Size: H 33cm x W 24cm
Edition size: 1700
|Auction Date||Auction House||Artwork|
Return to Seller
|September 2023||SBI Art Auction - Japan||For The Love Of God, Believe - Signed Print|
|March 2023||Sotheby's Online - United Kingdom||For The Love Of God, Believe - Signed Print|
|February 2023||Forum Auctions London - United Kingdom||For The Love Of God, Believe - Signed Print|
|December 2022||Bonhams Knightsbridge - United Kingdom||For The Love Of God, Believe - Signed Print|
|October 2022||De Vuyst - Belgium||For The Love Of God, Believe - Signed Print|
|September 2021||Bonhams Knightsbridge - United Kingdom||For The Love Of God, Believe - Signed Print|
|May 2021||Shapiro Auctioneers - Australia||For The Love Of God, Believe - Signed Print|
For The Love Of God, Believe, is a screen print from 2007, forming part of Damien Hirst’s For The Love Of God series. The print shows a photographic portrait of a human skull in the centre of the composition, the skull entirely covered with diamonds and set with a large stone in the centre of the forehead.
The skull has become one of Hirst’s most celebrated motifs. The sculpture, For The Love Of God (2007), on which this print series is based, has become iconic to Hirst’s name. Fascinated by death as a subject for artistic investigation, Hirst does not represent decay or fear of death with his diamond encrusted piece, but instead transforms this image of mortality into an aestheticised symbol. Hirst’s For The Love Of God series shows up the duality that structures the core of human experience, depicting an object that represents the constant psychic tussle between life and death, beauty and decay, desire and fear, love and loss.

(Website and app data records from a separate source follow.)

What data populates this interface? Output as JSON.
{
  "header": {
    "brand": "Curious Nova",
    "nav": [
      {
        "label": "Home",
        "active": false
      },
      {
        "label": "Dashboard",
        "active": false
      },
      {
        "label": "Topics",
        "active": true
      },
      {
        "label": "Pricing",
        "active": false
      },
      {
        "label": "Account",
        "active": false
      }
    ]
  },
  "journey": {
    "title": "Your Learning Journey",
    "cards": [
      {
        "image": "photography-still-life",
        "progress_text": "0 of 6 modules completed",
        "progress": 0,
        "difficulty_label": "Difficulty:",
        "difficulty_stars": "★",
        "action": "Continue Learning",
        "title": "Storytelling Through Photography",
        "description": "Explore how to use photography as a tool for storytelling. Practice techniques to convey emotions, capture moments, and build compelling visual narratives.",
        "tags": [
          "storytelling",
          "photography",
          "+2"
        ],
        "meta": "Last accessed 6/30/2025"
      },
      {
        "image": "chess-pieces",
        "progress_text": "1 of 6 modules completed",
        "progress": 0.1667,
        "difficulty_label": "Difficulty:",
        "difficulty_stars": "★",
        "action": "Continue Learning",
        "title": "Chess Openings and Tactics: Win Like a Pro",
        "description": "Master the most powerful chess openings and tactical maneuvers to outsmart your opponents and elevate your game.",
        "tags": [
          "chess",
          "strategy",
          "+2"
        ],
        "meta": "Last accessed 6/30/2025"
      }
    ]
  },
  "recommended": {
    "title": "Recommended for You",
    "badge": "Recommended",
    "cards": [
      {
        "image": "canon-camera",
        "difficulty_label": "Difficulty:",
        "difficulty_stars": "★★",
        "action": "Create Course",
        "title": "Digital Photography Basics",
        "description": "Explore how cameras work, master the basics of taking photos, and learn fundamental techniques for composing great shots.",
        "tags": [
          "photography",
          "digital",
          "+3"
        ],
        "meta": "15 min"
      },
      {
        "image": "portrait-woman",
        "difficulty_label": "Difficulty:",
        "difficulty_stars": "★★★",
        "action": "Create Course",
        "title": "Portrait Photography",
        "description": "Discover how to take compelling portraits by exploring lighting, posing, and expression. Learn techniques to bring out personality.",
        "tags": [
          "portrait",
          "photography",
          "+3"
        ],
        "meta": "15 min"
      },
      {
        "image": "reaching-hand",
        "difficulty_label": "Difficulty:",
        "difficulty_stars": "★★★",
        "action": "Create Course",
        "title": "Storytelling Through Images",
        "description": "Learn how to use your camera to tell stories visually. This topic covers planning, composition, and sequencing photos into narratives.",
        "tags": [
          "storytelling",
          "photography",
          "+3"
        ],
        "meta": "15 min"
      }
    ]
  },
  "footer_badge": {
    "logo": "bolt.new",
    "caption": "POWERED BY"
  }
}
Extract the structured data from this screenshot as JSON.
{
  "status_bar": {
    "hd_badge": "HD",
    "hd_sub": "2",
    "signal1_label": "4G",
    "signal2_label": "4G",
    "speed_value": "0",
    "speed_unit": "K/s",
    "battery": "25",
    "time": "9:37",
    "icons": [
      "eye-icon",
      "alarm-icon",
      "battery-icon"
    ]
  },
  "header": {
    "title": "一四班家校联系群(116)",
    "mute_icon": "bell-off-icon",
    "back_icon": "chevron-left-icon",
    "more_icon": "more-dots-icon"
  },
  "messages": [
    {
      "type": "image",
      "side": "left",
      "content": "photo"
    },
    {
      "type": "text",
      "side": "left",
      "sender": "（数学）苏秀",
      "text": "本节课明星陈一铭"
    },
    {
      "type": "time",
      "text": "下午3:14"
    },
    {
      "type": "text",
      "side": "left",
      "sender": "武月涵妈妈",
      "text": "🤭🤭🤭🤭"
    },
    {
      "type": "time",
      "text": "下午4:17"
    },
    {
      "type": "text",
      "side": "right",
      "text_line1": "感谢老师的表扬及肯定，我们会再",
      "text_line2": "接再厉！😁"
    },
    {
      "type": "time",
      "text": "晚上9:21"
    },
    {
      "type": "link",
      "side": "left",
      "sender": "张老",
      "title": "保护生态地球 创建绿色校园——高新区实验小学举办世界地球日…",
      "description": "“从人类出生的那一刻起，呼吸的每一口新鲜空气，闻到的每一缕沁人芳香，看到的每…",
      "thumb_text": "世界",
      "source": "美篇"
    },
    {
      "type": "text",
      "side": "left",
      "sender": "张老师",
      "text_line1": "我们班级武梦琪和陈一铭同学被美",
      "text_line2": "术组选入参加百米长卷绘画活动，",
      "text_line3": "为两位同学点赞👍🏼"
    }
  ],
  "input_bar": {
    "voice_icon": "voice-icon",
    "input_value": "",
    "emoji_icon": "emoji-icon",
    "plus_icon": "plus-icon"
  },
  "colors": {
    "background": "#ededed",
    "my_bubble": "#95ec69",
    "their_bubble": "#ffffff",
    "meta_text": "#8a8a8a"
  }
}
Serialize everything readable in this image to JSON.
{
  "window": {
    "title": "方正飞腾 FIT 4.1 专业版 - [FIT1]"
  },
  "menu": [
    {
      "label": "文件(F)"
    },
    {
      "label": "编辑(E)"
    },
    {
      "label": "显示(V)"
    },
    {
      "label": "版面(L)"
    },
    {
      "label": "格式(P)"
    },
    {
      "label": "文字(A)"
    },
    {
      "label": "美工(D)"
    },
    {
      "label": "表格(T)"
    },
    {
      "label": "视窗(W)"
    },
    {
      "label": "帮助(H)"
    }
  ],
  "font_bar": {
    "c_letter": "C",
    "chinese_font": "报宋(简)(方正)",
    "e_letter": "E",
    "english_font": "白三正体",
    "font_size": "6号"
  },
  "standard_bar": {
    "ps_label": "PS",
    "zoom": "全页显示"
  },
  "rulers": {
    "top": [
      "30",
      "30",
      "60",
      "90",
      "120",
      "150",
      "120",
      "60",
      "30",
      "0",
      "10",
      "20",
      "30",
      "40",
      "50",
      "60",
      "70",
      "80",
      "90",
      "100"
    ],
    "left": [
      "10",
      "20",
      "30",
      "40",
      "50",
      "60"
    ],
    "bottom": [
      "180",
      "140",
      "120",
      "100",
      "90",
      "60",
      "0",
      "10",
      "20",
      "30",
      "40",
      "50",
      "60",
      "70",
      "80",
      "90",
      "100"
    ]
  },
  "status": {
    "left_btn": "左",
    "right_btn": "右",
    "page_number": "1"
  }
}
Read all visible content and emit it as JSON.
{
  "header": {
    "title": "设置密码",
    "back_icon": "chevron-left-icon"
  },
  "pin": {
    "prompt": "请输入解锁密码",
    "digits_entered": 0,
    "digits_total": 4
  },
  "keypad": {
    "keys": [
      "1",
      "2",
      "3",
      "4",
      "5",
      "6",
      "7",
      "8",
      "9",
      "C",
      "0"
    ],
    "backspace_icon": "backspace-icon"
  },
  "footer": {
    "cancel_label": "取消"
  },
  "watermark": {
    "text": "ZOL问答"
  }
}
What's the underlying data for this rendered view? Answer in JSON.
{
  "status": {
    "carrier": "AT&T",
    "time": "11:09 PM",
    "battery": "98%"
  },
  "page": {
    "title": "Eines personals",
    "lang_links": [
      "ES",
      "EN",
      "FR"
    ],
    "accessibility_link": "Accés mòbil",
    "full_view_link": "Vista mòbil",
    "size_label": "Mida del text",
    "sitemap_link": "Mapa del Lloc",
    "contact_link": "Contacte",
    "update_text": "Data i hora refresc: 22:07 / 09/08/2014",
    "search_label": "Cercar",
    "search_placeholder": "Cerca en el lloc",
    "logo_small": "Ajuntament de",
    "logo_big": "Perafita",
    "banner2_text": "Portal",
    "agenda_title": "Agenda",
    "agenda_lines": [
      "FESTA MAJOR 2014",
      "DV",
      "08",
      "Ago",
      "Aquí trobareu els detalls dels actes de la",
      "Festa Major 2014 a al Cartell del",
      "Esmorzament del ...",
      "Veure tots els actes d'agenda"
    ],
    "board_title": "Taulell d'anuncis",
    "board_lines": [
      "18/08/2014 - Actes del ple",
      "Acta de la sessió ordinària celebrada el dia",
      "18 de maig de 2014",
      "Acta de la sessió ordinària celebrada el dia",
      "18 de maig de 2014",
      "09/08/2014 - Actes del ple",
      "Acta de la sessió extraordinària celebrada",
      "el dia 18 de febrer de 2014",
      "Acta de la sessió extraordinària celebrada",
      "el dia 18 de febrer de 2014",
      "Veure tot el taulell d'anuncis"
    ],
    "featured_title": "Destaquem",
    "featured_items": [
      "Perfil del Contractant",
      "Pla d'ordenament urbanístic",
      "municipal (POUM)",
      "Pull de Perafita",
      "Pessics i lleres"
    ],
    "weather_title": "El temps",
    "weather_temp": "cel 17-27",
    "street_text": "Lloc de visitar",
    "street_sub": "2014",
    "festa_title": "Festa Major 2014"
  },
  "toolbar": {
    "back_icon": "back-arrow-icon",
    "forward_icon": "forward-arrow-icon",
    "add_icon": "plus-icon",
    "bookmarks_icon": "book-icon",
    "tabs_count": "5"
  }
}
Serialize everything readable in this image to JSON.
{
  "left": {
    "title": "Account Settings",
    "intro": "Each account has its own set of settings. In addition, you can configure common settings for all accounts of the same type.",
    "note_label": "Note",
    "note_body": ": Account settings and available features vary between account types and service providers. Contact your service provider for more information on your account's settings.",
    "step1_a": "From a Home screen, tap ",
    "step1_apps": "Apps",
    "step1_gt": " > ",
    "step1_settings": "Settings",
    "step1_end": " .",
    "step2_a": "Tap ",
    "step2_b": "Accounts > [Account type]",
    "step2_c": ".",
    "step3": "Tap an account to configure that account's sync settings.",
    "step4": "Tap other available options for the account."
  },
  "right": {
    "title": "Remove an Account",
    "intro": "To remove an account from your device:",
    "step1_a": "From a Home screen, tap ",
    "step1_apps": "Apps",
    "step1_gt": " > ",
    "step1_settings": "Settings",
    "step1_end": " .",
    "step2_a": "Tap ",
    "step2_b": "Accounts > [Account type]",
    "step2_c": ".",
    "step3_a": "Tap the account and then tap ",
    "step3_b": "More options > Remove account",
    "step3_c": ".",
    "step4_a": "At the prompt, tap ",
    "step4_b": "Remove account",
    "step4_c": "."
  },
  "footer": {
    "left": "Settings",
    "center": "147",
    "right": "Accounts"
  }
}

This print was produced in the same year as Hirst’s iconic diamond-studded skull sculpture. Much of Hirst’s printed editions are reminiscent of his most famous sculptural and installation works, making clear his obsession with certain motifs and themes surrounding life and death.